  • Julie Rosengarten - Pierce's one-time girlfriend and literary agent. After pitching the idea for his novel, Julie first interests Pierce in marketing the idea towards New Age sensibilities.
  • Beau Brachman - Rosie's close friend, and frequent babysitter of Sam Mucho. Beau is an enthusiastic disciple of New Age philosophy, and widely admired throughout the town. Throughout the novel his appearance is humorously misread, first by Rosie noticing how much he resembles an iconographic Christ, and by Pierce as the god Pan.
Characters of the Renaissance
  • John Dee - The Elizabethan cryptographer, doctor, alchemist and skryer. His character is revealed in two novels by Kraft, the first being Bitten Apples about the early life of Shakespeare, and the second being Kraft's unpublished novel.
  • Giordano Bruno - The Dominican friar, first encountered in the novels that Pierce reads as a young boy and later in the unpublished work Pierce finds in Kraft's estate.
  • Edward Kelley - John Dee's assistant, going by the name Edward Talbot. Dee however, is constantly suspicious of Talbot.

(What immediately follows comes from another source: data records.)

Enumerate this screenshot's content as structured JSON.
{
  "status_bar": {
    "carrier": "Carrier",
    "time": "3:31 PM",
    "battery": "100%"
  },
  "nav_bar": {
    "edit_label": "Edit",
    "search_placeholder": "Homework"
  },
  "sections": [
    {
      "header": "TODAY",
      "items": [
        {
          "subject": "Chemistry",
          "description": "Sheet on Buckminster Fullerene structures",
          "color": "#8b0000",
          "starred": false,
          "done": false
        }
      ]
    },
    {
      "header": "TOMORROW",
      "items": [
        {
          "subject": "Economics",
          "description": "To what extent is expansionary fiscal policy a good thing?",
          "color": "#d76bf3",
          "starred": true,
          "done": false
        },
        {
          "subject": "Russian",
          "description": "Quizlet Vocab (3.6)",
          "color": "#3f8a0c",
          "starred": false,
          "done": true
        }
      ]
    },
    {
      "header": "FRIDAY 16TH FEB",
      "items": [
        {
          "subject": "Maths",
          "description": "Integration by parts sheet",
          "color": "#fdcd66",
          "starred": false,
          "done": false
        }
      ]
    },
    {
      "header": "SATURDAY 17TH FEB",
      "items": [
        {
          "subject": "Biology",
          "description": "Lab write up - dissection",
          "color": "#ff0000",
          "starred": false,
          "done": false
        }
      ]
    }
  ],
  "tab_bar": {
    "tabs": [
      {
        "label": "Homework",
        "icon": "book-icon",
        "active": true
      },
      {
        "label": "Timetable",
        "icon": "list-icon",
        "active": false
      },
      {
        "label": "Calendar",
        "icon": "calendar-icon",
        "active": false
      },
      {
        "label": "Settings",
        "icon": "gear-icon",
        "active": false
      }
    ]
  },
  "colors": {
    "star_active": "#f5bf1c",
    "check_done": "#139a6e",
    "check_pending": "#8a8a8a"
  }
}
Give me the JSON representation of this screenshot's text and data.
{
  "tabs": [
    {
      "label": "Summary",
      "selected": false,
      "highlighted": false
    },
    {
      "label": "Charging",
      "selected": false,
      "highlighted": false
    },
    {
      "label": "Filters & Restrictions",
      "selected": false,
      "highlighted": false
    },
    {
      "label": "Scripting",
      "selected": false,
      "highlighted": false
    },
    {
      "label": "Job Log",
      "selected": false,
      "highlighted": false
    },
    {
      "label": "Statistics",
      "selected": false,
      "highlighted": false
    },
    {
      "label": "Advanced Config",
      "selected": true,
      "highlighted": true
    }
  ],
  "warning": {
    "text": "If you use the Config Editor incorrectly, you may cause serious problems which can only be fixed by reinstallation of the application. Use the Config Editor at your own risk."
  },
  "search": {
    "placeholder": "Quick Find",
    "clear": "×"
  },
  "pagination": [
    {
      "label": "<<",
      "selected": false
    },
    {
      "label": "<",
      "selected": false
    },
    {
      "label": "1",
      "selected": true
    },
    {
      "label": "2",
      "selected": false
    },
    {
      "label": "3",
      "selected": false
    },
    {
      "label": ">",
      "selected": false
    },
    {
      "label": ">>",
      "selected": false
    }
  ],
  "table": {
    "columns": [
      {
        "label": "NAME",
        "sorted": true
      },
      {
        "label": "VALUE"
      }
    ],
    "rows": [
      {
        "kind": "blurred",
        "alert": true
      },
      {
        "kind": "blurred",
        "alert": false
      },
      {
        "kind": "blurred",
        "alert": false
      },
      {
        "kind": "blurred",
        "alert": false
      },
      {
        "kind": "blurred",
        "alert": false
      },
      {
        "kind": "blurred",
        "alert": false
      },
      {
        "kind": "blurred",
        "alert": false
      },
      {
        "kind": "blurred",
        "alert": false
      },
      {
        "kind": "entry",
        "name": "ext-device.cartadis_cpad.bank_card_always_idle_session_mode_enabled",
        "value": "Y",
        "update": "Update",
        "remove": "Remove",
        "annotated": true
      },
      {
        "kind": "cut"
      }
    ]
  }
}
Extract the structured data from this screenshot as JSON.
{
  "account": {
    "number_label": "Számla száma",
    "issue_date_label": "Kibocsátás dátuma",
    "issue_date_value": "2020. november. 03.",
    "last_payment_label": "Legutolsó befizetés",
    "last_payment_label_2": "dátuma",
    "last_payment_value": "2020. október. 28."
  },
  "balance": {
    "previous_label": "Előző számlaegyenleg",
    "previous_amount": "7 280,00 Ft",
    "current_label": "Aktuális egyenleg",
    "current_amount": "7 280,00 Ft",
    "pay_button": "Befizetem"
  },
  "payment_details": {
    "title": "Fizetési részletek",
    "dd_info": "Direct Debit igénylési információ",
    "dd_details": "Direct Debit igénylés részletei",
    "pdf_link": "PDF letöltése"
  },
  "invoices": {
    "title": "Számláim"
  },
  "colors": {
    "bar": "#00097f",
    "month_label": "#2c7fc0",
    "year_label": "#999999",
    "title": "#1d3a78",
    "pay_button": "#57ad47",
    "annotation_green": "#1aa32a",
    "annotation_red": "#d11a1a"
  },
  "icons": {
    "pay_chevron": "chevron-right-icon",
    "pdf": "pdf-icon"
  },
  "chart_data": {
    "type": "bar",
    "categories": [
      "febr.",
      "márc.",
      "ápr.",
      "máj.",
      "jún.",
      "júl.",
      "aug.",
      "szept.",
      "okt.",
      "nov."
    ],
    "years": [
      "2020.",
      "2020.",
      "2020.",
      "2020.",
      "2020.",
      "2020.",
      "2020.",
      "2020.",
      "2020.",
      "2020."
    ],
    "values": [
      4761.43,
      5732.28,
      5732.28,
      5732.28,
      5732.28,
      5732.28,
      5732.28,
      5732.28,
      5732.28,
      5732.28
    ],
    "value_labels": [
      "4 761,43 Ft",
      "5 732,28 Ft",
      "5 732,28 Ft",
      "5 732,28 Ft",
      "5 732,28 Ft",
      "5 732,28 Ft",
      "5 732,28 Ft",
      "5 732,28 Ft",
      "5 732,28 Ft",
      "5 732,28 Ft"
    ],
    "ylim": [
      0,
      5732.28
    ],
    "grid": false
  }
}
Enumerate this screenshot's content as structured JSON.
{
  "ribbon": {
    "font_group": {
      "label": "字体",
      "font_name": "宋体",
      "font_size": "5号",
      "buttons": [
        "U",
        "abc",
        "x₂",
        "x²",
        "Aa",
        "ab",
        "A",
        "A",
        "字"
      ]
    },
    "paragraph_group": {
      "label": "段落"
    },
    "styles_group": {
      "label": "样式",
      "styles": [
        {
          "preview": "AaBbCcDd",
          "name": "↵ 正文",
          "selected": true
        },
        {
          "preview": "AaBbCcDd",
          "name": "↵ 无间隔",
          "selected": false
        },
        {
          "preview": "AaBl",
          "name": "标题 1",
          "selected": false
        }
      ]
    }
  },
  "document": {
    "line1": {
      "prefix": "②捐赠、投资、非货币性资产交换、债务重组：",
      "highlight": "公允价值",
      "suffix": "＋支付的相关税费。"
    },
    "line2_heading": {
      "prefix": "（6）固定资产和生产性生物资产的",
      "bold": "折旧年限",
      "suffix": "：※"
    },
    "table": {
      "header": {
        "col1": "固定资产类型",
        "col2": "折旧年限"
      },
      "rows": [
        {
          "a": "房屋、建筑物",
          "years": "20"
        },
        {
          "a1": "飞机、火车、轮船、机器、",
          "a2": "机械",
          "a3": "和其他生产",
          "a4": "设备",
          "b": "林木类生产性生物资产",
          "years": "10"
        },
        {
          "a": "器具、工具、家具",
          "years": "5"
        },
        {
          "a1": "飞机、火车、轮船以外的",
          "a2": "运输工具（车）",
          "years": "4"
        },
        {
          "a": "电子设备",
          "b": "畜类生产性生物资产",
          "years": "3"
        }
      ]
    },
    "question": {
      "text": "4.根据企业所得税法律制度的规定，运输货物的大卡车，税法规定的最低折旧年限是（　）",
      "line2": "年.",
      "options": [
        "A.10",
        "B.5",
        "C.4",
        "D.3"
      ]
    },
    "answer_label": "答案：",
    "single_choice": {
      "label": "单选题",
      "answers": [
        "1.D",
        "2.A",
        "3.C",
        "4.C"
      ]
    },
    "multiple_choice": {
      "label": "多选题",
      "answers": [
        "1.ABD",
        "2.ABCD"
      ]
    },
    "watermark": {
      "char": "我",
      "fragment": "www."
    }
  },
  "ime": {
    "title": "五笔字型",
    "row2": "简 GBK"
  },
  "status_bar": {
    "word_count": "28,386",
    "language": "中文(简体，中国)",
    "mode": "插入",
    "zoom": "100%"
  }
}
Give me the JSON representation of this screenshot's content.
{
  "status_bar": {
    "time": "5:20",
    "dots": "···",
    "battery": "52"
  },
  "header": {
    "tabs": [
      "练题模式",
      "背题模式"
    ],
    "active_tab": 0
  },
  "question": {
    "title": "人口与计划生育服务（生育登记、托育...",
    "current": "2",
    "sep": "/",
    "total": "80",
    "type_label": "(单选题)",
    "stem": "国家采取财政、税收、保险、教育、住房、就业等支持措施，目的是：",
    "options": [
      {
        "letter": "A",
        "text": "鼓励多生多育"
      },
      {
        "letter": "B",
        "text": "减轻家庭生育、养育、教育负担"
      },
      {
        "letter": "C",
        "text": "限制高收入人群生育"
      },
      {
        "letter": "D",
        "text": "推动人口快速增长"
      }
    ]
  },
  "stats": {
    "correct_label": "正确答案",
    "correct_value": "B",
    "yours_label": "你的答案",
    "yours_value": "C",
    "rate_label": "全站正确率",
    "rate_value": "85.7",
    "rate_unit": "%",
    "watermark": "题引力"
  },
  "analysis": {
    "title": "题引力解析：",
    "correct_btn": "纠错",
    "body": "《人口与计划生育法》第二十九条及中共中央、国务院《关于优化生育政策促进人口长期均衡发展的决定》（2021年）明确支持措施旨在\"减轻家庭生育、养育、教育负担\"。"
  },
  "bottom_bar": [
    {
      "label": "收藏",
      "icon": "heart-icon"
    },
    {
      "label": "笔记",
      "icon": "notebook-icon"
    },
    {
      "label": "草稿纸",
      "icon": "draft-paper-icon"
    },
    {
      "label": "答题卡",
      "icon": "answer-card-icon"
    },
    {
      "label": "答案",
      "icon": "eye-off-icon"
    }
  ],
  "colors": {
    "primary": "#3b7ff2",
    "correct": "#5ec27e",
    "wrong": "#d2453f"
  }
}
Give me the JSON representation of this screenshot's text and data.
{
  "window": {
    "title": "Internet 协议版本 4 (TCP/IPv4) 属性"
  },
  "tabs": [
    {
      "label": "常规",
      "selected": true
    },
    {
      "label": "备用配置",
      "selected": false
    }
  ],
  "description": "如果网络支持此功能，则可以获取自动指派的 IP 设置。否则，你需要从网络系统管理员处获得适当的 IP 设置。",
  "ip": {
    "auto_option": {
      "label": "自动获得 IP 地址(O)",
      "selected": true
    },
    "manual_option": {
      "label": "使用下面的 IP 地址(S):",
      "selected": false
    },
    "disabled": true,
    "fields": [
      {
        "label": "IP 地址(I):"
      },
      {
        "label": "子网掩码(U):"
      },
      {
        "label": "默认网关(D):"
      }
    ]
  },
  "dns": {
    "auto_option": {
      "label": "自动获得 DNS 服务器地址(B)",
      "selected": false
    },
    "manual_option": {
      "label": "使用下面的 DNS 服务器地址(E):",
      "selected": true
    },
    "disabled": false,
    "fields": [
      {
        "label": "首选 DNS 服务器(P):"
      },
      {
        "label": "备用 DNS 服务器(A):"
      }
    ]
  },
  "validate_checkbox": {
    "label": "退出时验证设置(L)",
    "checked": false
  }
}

Brief appearances are also made by William Shakespeare and his family, and Queen Elizabeth.


A review in the Times Literary Supplement found in the novel "its own vivid reality is an absorbing one, and it leaves the reader impatient for the second volume."[7] In a review for the last novel in the Ægypt cycle in the Boston Review, James Hynes noted that the book's original reception was "widely and respectfully reviewed".[8]

Harold Bloom included the novel in the last "Chaotic" Canon in the appendicies of Western Canon.[9]

Selected editions[edit]

  • Crowley, John (1987). Aegypt (1st ed.). New York: Bantam Books. ISBN 0-553-05194-6. 
  • Crowley, John (1994). Aegypt (Bantam trade paperback ed.). New York: Bantam Books. ISBN 0-553-37430-3. 


  1. ^ Park, Ed. "A Word-Magus Gets His Due". LA Times. Retrieved 22 April 2012. 
  2. ^ "1988 Award Winners and Nominees". Worlds Without End. Retrieved 25 March 2012. 
  3. ^ Crowley 1987, p. 1.
  4. ^ Crowley 1987, p. 39.
  5. ^ Crowley 1987, p. 184.
  6. ^ Crowley, John. "Comment". Retrieved 22 April 2012. 
  7. ^ "Review of Aegypt by John Crowley". Times Literary Supplement. November 1987. Retrieved 24 March 2012. 
  8. ^ Hynes, James (December 2000). "Genre Trouble". Boston Review. Retrieved 24 March 2012. 
  9. ^ Bloom, Harold (1995). The Western canon : the books and school of the ages (1st Riverhead ed.). New York: Riverhead Books. p. 564. ISBN 1573225142. 

Further reading[edit]

  • Dirda, Michael (Winter 2008). "Souls Hungering After Meaning". The American Scholar. Retrieved 2012-04-10. 
  • Turner, Alice; Andre-Driussi, Michael, eds. (2003). Snake's-hands: The Fiction of John Crowley. Canton, OH: Cosmos Books. ISBN 978-1587155093. 

External links[edit]